One disadvantage that must be acknowledged is that this makes the `columns' number on your editor almost useless (since it counts tabs as only one column). However, I do not see this as important since all you really need is the line number and the compiler will tell you at what point on that line (in terms of the code on that line) the error/warning is coming from. No need for columns.

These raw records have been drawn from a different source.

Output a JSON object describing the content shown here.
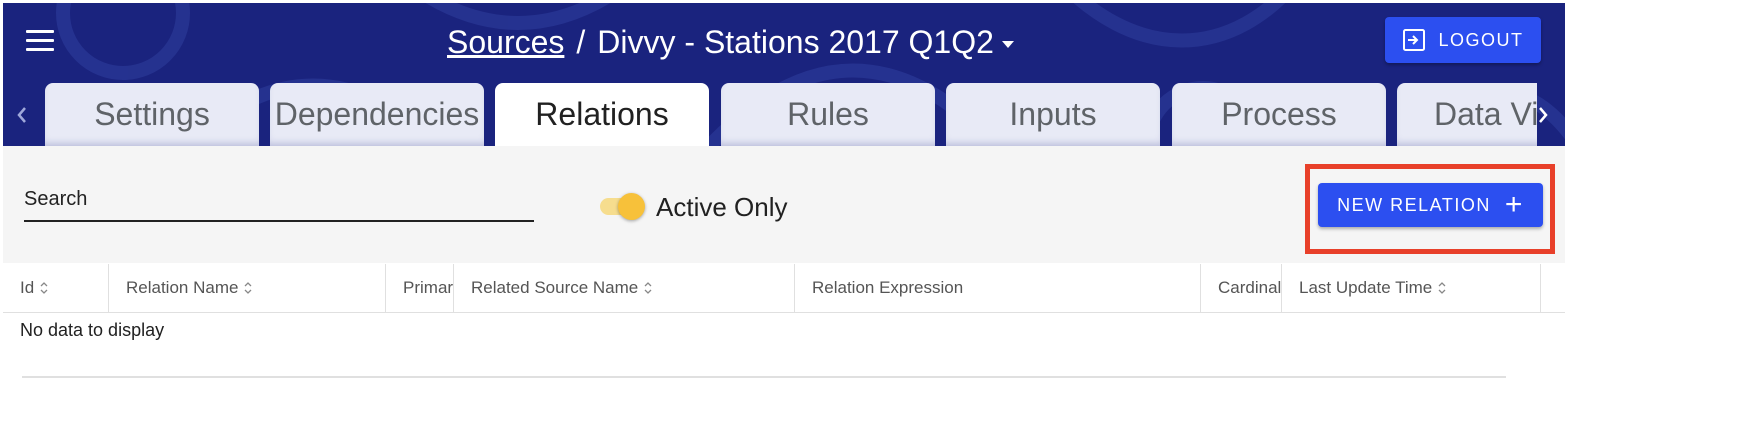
{
  "header": {
    "breadcrumb": {
      "root": "Sources",
      "separator": "/",
      "current": "Divvy - Stations 2017 Q1Q2"
    },
    "logout_label": "LOGOUT"
  },
  "tabs": [
    {
      "label": "Settings",
      "active": false
    },
    {
      "label": "Dependencies",
      "active": false
    },
    {
      "label": "Relations",
      "active": true
    },
    {
      "label": "Rules",
      "active": false
    },
    {
      "label": "Inputs",
      "active": false
    },
    {
      "label": "Process",
      "active": false
    },
    {
      "label": "Data Viewer",
      "active": false
    }
  ],
  "toolbar": {
    "search_placeholder": "Search",
    "search_value": "",
    "active_only_label": "Active Only",
    "active_only_checked": true,
    "new_relation_label": "NEW RELATION",
    "new_relation_icon": "plus-icon"
  },
  "table": {
    "columns": [
      {
        "label": "Id",
        "sortable": true
      },
      {
        "label": "Relation Name",
        "sortable": true
      },
      {
        "label": "Primary",
        "sortable": false
      },
      {
        "label": "Related Source Name",
        "sortable": true
      },
      {
        "label": "Relation Expression",
        "sortable": false
      },
      {
        "label": "Cardinality",
        "sortable": false
      },
      {
        "label": "Last Update Time",
        "sortable": true
      }
    ],
    "empty_message": "No data to display"
  },
  "colors": {
    "header_bg": "#1a237e",
    "button_bg": "#2c4ff0",
    "toggle_on": "#f7c13a",
    "highlight_border": "#e8402a",
    "toolbar_bg": "#f5f5f5",
    "tab_inactive_bg": "#e8eaf6"
  }
}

Basically, tabs allow each programmer to see things how they want to and be more efficient (since they'll be able to see all projects with the same indentation so long as they use tabs or the same number of spaces as there are columns in their tabs). Therefore, by using tabs everyone gets to see the code the way they want to and no one has to pass code back and forth between a styler. So let's stop the indentation size dictatorship of spaces that stops the hacker from seeing the code the way they want and work towards a tabs future so every hacker can read the code how they want to!